(DATA PROVIDED begins)

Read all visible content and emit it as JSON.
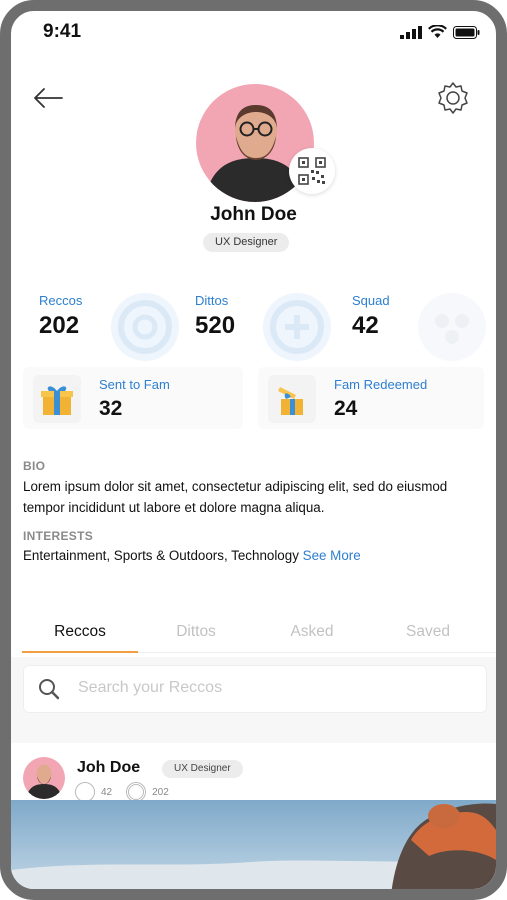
{
  "status_bar": {
    "time": "9:41"
  },
  "profile": {
    "name": "John Doe",
    "role": "UX Designer"
  },
  "stats": [
    {
      "label": "Reccos",
      "value": "202"
    },
    {
      "label": "Dittos",
      "value": "520"
    },
    {
      "label": "Squad",
      "value": "42"
    }
  ],
  "fam": [
    {
      "label": "Sent to Fam",
      "value": "32"
    },
    {
      "label": "Fam Redeemed",
      "value": "24"
    }
  ],
  "bio": {
    "heading": "BIO",
    "text": "Lorem ipsum dolor sit amet, consectetur adipiscing elit, sed do eiusmod tempor incididunt ut labore et dolore magna aliqua."
  },
  "interests": {
    "heading": "INTERESTS",
    "text": "Entertainment, Sports & Outdoors, Technology",
    "see_more": "See More"
  },
  "tabs": [
    "Reccos",
    "Dittos",
    "Asked",
    "Saved"
  ],
  "search": {
    "placeholder": "Search your Reccos"
  },
  "post": {
    "name": "Joh Doe",
    "badge": "UX Designer",
    "stat1": "42",
    "stat2": "202"
  },
  "icons": {
    "back": "arrow-left-icon",
    "settings": "gear-icon",
    "qr": "qr-code-icon",
    "search": "search-icon",
    "gift": "gift-icon",
    "redeemed": "gift-open-icon"
  },
  "colors": {
    "accent": "#2d7fd0",
    "tab_indicator": "#f0a040",
    "avatar_bg": "#f2a6b4"
  }
}
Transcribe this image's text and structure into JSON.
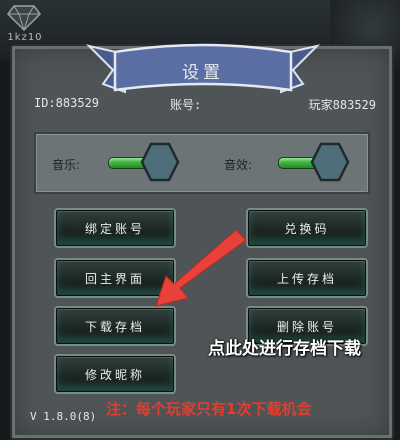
{
  "header": {
    "diamond_count": "1kz10"
  },
  "dialog": {
    "title": "设置",
    "id_text": "ID:883529",
    "account_label": "账号:",
    "player_name": "玩家883529"
  },
  "audio": {
    "music_label": "音乐:",
    "sfx_label": "音效:",
    "music_level": 1.0,
    "sfx_level": 1.0
  },
  "buttons": {
    "bind_account": "绑定账号",
    "redeem_code": "兑换码",
    "main_menu": "回主界面",
    "upload_save": "上传存档",
    "download_save": "下载存档",
    "delete_account": "删除账号",
    "change_nickname": "修改昵称"
  },
  "footer": {
    "version": "V 1.8.0(8)"
  },
  "annotation": {
    "callout": "点此处进行存档下载",
    "notice": "注：每个玩家只有1次下载机会",
    "arrow_color": "#e8413a"
  },
  "colors": {
    "accent_green": "#3cc33c",
    "notice_red": "#e53c2e",
    "panel_gray": "#4f5556"
  }
}
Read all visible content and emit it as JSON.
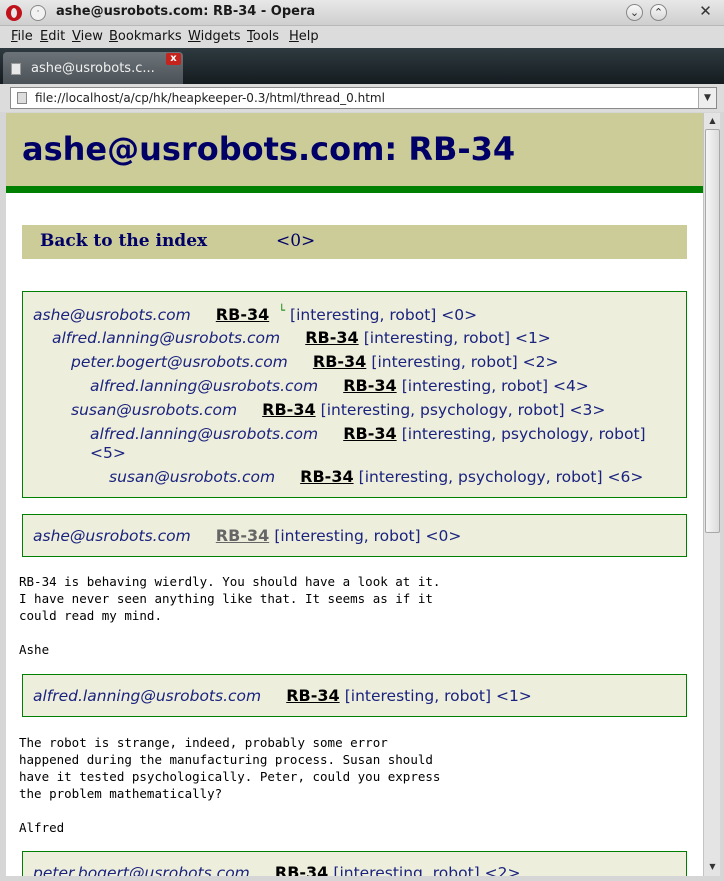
{
  "window": {
    "title": "ashe@usrobots.com: RB-34 - Opera",
    "menu_icon": "window-menu-icon"
  },
  "menubar": {
    "items": [
      "File",
      "Edit",
      "View",
      "Bookmarks",
      "Widgets",
      "Tools",
      "Help"
    ]
  },
  "tab": {
    "title": "ashe@usrobots.c...",
    "close": "x"
  },
  "address": {
    "url": "file://localhost/a/cp/hk/heapkeeper-0.3/html/thread_0.html"
  },
  "page": {
    "title": "ashe@usrobots.com: RB-34",
    "back_link": "Back to the index",
    "back_num": "<0>"
  },
  "thread": [
    {
      "author": "ashe@usrobots.com",
      "subject": "RB-34",
      "tags": "[interesting, robot] <0>",
      "mark": "└"
    },
    {
      "author": "alfred.lanning@usrobots.com",
      "subject": "RB-34",
      "tags": "[interesting, robot] <1>"
    },
    {
      "author": "peter.bogert@usrobots.com",
      "subject": "RB-34",
      "tags": "[interesting, robot] <2>"
    },
    {
      "author": "alfred.lanning@usrobots.com",
      "subject": "RB-34",
      "tags": "[interesting, robot] <4>"
    },
    {
      "author": "susan@usrobots.com",
      "subject": "RB-34",
      "tags": "[interesting, psychology, robot] <3>"
    },
    {
      "author": "alfred.lanning@usrobots.com",
      "subject": "RB-34",
      "tags": "[interesting, psychology, robot]",
      "tags_cont": "<5>"
    },
    {
      "author": "susan@usrobots.com",
      "subject": "RB-34",
      "tags": "[interesting, psychology, robot] <6>"
    }
  ],
  "messages": [
    {
      "author": "ashe@usrobots.com",
      "subject": "RB-34",
      "tags": "[interesting, robot] <0>",
      "body": "RB-34 is behaving wierdly. You should have a look at it.\nI have never seen anything like that. It seems as if it\ncould read my mind.\n\nAshe"
    },
    {
      "author": "alfred.lanning@usrobots.com",
      "subject": "RB-34",
      "tags": "[interesting, robot] <1>",
      "body": "The robot is strange, indeed, probably some error\nhappened during the manufacturing process. Susan should\nhave it tested psychologically. Peter, could you express\nthe problem mathematically?\n\nAlfred"
    },
    {
      "author": "peter.bogert@usrobots.com",
      "subject": "RB-34",
      "tags": "[interesting, robot] <2>"
    }
  ]
}
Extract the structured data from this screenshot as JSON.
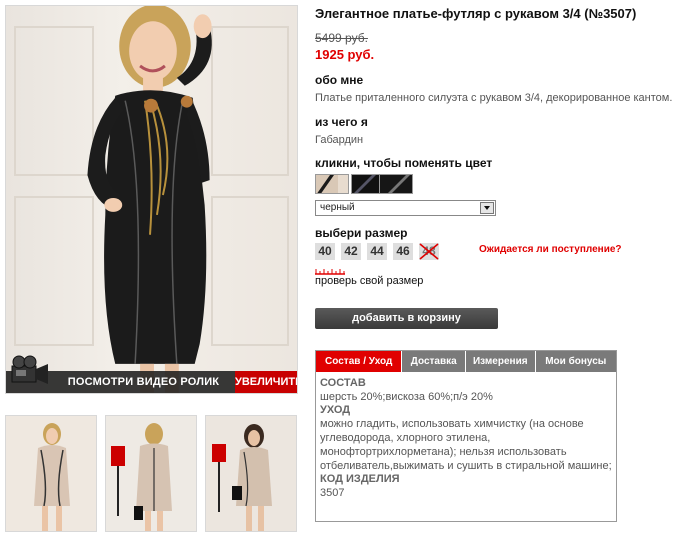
{
  "photo": {
    "video_label": "посмотри видео ролик",
    "zoom_label": "увеличить"
  },
  "product": {
    "title": "Элегантное платье-футляр с рукавом 3/4 (№3507)",
    "old_price": "5499 руб.",
    "new_price": "1925 руб."
  },
  "about": {
    "heading": "обо мне",
    "text": "Платье приталенного силуэта с рукавом 3/4, декорированное кантом."
  },
  "material": {
    "heading": "из чего я",
    "text": "Габардин"
  },
  "color": {
    "heading": "кликни, чтобы поменять цвет",
    "selected": "черный"
  },
  "size": {
    "heading": "выбери размер",
    "options": [
      "40",
      "42",
      "44",
      "46",
      "48"
    ],
    "notify": "Ожидается ли поступление?",
    "check": "проверь свой размер"
  },
  "cart": {
    "label": "добавить в корзину"
  },
  "tabs": {
    "items": [
      "Состав / Уход",
      "Доставка",
      "Измерения",
      "Мои бонусы"
    ],
    "composition_head": "СОСТАВ",
    "composition_text": "шерсть 20%;вискоза 60%;п/э 20%",
    "care_head": "УХОД",
    "care_text": "можно гладить, использовать химчистку (на основе углеводорода, хлорного этилена, монофтортрихлорметана); нельзя использовать отбеливатель,выжимать и сушить в стиральной машине;",
    "code_head": "КОД ИЗДЕЛИЯ",
    "code_text": "3507"
  },
  "colors": {
    "accent": "#e00000",
    "tab_inactive": "#7a7a7a",
    "button": "#4a4a4a"
  }
}
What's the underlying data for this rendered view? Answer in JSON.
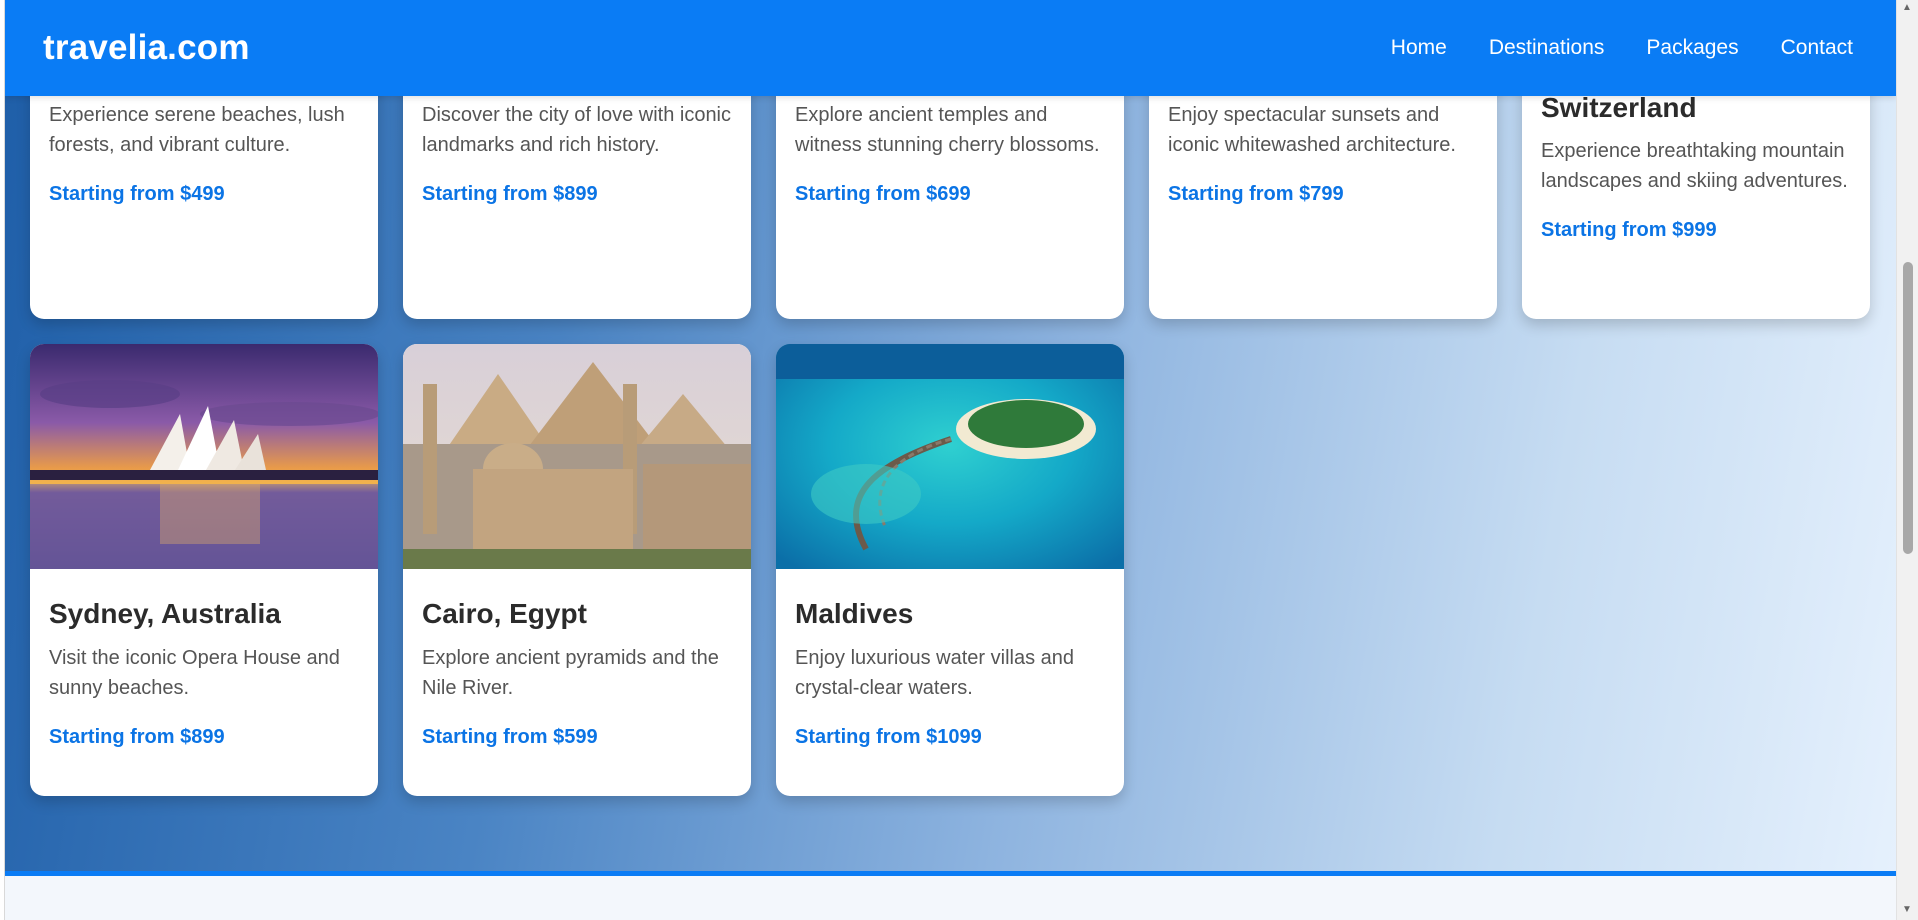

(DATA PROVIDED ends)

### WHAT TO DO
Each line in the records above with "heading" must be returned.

### THE ANSWER
    "heading": "BIO",
    "heading": "INTERESTS",
    "heading": "обо мне",
    "heading": "из чего я",
    "heading": "кликни, чтобы поменять цвет",
    "heading": "выбери размер",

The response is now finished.